We’re almost up to $400 on the Kickstarter, which is pretty good progress for 5 days in, I think! (Aiming for $1500 total.) Here’s today’s three-minute podcast clip — this one’s for readers and for writers both.
Ben and I start this clip talking about my trying not to mis-step around trans issues with my story, “Webs,” about sensitivity readers and not hurting people around historical oppressions, but then Ben goes off into what actually happens when readers read your story, which gives me a whole new way to think about this process.
One of the reasons I wanted Ben as a co-host is that he often has a really different angle of view on these issues, a different way of framing them, that I find fascinating and productive.
If you liked this and want lots more, you can support our podcast Kickstarter here — “Mohanraj and Rosenbaum Are Humans”:
(Likes / comments / shares very much appreciated for visibility!)
Story is finished and turned in, and since it’s not midnight in California yet, I’m going to claim I made my deadline. Just 11,350 words in the end, so quite a bit shorter than the 15K goal, but that can be addressed in revision. It’s been a while since I did this kind of marathon writing session; nice to know I still have it in me. I even like the story.
And now, to bed. Oh, sweet, sweet bed. Sweet sweet sleep.

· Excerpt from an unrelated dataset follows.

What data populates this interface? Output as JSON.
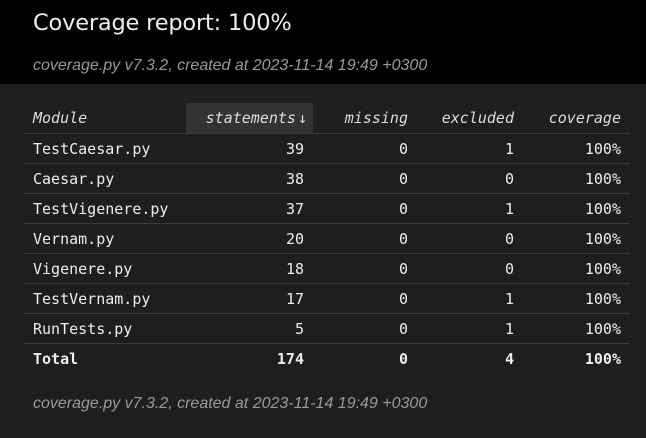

Chief nourisher in life’s feast.” – Shakespeare
That dude knew what he was talking about.